On 24th September 2019 the New South Wales branch gathered on the
campus Macquarie University in north-western Sydney. Members of
the council with offices in the inner suburbs had their Opal cards
and transport apps kept busy in the race to out to North Ryde for
their pre-talk monthly meeting. The writer of this article was declared
the winner, making it door to door in just 45 minutes.
After some high quality hors d'oeuvres the audience sat down to
listen to Dr Pierre Lafaye de Micheaux of the School of Mathematics
and Statistics, University of New South Wales, deliver a presentation
titled "A notion of depth for curve data", which uses ideas from
Princeton statistician John Tukey from the 1970s concerning, for
example, half-space depth for point clouds.
Pierre's research in this area is motivated by data from the
Older Australian Twins Study. There is strong evidence that the
quality of brain fibres impacts quality of life and, therefore,
high quality analyses of brain fibre data is important. The
data are curves in three dimensions so Pierre has had to
extend data depth ideas to this setting. The presenter made
excellent use of three dimensional graphics to visualise
the data and explain the depth concepts.
Another key idea was the concept of parametrised curves
and this involved some elegant geometry-type mathematics
including, of course, the Frechet metric.
After a theoretical exposition Pierre demonstrated his
breadth as a statistician by telling everyone about his
co-authored R package named curveDepth.
Apart from data from the Older Australian Twins Study the
methodology was applied to cyclone paths in the Gulf of Mexico.
The new methodology leads to better detection of outlier cyclones
and better confidence regarding regions at risk. For the brain

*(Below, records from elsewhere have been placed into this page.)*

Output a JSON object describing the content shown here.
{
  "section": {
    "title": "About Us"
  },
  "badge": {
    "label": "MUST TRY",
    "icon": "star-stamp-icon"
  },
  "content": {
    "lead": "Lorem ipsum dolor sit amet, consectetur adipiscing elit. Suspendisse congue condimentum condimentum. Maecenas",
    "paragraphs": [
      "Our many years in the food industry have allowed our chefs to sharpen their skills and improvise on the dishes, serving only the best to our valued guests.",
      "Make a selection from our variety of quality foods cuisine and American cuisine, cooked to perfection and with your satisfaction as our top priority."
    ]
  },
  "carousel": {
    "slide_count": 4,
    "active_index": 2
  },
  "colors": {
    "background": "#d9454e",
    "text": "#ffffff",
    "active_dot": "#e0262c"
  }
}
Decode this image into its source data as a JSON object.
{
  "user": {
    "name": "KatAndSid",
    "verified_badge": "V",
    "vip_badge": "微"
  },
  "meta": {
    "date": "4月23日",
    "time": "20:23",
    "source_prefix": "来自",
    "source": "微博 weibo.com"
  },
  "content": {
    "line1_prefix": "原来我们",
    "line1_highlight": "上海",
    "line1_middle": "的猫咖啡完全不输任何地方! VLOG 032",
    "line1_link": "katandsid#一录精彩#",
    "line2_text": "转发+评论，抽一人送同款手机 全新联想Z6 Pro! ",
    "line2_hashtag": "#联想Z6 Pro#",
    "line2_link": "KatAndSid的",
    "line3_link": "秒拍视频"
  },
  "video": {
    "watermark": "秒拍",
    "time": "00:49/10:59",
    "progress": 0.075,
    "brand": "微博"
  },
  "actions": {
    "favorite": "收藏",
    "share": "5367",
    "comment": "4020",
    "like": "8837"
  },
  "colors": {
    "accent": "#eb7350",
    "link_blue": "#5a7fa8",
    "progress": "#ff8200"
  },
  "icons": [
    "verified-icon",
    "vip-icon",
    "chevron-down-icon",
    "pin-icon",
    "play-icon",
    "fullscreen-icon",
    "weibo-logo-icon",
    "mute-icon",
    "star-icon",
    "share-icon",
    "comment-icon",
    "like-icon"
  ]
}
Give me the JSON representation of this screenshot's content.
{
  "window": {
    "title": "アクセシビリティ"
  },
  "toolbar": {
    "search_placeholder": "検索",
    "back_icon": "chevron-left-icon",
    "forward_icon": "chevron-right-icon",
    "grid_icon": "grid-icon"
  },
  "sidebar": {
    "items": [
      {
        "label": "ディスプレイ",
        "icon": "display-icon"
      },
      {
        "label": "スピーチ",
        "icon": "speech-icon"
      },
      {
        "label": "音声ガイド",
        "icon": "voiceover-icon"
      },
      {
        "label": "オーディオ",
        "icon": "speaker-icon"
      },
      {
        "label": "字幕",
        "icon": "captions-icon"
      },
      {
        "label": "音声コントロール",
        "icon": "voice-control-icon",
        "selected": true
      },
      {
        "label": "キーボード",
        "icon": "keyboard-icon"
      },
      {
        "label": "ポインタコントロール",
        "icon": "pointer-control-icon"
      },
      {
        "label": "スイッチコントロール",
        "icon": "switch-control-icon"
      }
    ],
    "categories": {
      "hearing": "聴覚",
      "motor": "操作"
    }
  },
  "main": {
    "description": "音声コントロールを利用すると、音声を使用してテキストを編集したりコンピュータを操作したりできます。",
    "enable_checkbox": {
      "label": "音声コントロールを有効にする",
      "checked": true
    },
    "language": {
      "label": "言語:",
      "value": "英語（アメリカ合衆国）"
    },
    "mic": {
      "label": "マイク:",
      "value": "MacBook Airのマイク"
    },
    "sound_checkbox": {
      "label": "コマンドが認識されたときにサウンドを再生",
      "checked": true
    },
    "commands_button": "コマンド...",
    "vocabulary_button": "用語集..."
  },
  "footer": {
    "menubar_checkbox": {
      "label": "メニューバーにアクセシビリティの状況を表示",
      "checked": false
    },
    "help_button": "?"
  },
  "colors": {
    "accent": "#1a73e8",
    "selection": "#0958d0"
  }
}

fibre applications, an upcoming challenge is to go from data
on 68 brains to 20,000 brains.
University of Technology Sydney